Combine the brown sugar and cinnamon and sprinkle over both doughs. Roll up jelly roll style, starting with the short side and pinch seam to seal.
Place seam side down in two greased 9-in. x 5-in. loaf pans. Cover and let rise until doubled, about 30 minutes.
Bake at 350°F for 45-50 minutes or until golden brown. Cool for 10 minutes before removing from pans to wire racks.
This is a great bread to serve with your favorite soup.
2 large loaves
2 teaspoons instant yeast
1 cup sourdough starter
1 1/4 cups water
3/4 cup milk
1 tablespoon olive oil
1 tablespoon kosher salt
6 cups unbleached All-Purpose flour
Mix the yeast with the flour.
In an electric mixer bowl combine the milk, olive oil and salt with the paddle attachment.

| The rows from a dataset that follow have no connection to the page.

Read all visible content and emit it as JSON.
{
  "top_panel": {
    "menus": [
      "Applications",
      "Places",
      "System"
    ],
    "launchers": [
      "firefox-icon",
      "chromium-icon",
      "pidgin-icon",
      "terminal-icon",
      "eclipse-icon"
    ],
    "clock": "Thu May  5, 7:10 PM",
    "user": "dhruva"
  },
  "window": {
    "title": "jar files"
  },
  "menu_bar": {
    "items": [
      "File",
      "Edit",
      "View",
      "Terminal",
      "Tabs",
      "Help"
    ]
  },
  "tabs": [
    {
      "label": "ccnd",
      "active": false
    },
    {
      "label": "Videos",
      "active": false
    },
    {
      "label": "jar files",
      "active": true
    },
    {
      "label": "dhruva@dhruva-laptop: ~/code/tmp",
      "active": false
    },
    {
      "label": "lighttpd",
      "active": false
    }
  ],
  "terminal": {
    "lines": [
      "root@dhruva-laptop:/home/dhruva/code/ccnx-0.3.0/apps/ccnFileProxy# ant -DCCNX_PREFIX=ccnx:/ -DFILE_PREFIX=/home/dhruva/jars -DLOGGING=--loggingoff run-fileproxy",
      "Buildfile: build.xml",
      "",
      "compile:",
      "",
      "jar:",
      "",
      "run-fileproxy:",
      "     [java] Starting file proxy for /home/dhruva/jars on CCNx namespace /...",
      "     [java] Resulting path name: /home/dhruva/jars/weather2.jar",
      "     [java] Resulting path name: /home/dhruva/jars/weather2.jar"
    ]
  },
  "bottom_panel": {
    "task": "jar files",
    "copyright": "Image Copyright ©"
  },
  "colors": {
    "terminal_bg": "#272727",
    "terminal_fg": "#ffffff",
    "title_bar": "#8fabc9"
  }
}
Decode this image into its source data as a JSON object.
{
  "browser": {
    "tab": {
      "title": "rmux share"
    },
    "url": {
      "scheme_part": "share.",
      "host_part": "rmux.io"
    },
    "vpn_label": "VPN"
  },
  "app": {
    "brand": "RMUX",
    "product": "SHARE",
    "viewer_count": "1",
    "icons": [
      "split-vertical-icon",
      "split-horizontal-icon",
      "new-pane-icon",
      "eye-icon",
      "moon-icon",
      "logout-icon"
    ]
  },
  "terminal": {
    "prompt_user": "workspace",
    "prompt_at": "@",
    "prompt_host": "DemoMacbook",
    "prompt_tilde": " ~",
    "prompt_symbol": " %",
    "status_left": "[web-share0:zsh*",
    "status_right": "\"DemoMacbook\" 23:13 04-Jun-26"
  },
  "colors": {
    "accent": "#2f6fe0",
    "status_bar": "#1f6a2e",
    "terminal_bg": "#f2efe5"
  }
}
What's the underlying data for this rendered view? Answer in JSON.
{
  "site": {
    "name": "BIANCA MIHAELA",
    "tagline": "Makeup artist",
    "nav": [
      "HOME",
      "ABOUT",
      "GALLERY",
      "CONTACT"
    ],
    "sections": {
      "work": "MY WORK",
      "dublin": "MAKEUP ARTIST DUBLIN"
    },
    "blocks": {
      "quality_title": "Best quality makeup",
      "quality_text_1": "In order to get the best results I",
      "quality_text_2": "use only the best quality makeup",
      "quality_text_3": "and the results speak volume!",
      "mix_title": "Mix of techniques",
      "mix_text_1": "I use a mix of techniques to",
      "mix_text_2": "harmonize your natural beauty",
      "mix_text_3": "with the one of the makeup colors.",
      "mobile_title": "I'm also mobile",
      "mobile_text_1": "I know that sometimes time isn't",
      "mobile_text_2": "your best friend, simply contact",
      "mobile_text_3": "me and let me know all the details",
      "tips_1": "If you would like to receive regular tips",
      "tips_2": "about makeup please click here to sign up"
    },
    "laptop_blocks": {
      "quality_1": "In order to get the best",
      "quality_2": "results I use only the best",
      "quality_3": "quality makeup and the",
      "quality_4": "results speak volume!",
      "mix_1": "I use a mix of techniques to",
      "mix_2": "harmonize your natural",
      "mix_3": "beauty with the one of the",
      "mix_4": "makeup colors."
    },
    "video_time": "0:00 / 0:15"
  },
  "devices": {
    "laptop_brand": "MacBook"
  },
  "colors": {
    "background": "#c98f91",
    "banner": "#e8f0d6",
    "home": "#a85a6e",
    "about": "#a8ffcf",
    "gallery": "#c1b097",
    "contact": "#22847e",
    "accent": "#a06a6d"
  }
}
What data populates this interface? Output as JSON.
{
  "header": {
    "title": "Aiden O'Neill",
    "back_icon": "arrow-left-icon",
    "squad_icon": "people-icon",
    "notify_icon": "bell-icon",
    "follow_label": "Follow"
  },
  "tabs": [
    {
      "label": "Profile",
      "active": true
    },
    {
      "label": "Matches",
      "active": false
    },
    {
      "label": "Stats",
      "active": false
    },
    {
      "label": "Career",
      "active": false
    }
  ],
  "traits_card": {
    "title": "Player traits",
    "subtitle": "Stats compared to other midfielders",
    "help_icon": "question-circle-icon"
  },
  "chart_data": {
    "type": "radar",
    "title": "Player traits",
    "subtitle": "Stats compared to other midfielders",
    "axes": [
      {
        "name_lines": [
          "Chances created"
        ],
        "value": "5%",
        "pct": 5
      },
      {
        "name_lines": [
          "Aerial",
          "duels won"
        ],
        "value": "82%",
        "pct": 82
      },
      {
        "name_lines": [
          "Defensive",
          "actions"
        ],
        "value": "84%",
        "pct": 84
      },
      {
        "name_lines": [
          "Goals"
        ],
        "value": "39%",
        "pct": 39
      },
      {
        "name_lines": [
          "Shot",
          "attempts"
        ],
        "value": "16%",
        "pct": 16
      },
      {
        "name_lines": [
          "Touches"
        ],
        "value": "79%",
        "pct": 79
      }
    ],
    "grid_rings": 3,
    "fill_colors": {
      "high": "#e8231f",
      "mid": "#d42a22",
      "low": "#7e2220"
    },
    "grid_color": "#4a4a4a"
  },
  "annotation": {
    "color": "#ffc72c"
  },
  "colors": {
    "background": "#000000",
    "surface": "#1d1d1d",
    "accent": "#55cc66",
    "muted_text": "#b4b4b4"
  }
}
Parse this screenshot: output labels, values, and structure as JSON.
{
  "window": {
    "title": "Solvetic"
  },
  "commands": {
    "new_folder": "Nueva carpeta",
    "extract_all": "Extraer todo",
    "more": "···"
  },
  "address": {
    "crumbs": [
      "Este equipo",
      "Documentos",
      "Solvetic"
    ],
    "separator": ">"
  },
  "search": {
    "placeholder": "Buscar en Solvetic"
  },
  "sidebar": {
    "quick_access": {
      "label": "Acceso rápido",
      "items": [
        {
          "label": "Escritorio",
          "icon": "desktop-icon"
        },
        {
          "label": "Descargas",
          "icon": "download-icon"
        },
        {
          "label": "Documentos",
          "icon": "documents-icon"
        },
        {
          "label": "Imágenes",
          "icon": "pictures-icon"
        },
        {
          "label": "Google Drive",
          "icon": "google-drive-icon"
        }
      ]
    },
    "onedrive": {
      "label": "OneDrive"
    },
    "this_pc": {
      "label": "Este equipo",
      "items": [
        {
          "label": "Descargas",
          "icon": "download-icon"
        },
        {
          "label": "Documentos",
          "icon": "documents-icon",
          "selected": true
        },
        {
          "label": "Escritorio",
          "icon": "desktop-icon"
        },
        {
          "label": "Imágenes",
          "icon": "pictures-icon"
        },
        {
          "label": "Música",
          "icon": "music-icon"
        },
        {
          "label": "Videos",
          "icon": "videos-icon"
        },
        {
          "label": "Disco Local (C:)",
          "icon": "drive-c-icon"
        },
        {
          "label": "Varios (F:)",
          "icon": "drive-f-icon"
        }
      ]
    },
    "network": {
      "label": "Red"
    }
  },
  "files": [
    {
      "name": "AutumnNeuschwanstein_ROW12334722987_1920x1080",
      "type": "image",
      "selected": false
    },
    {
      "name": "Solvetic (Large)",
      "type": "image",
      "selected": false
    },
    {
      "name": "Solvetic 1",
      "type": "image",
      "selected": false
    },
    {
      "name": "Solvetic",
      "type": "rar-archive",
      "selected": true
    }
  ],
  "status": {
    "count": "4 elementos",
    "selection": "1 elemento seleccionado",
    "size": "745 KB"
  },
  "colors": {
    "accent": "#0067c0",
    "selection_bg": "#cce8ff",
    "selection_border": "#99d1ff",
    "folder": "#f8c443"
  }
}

Stir in the flour, a cup at a time, until you have a dough the consistency of drop-cookie batter.
Switch to the dough hook and knead, adding more flour as necessary, until the dough is smooth and satiny.
Place the dough in an oiled bowl and cover with plastic wrap or a damp towel. Place the bowl in a warm spot and let the dough rise, undisturbed, about 2 hours, or until doubled in size.
Punch the dough down and turn it onto a lightly floured work surface. Knead the dough gently and divide it into two pieces.
Form the loaves into torpedo shapes, and place each loaf on a parchment-lined baking sheet. With a serrated knife, make three slashes in the tops of the loaves, each 1/2-inch deep.
Cover with a damp towel.
Let the loaves rise until they look puffy. This should take approximately 30 minutes. While the loaves are rising, preheat the oven to 425°F.
Brush or spray the loaves with water; a plant mister is good for this job. Bake for 10 minutes, spraying the loaves with water two more times.
Lower the oven to 375°F and bake for an additional 25 minutes.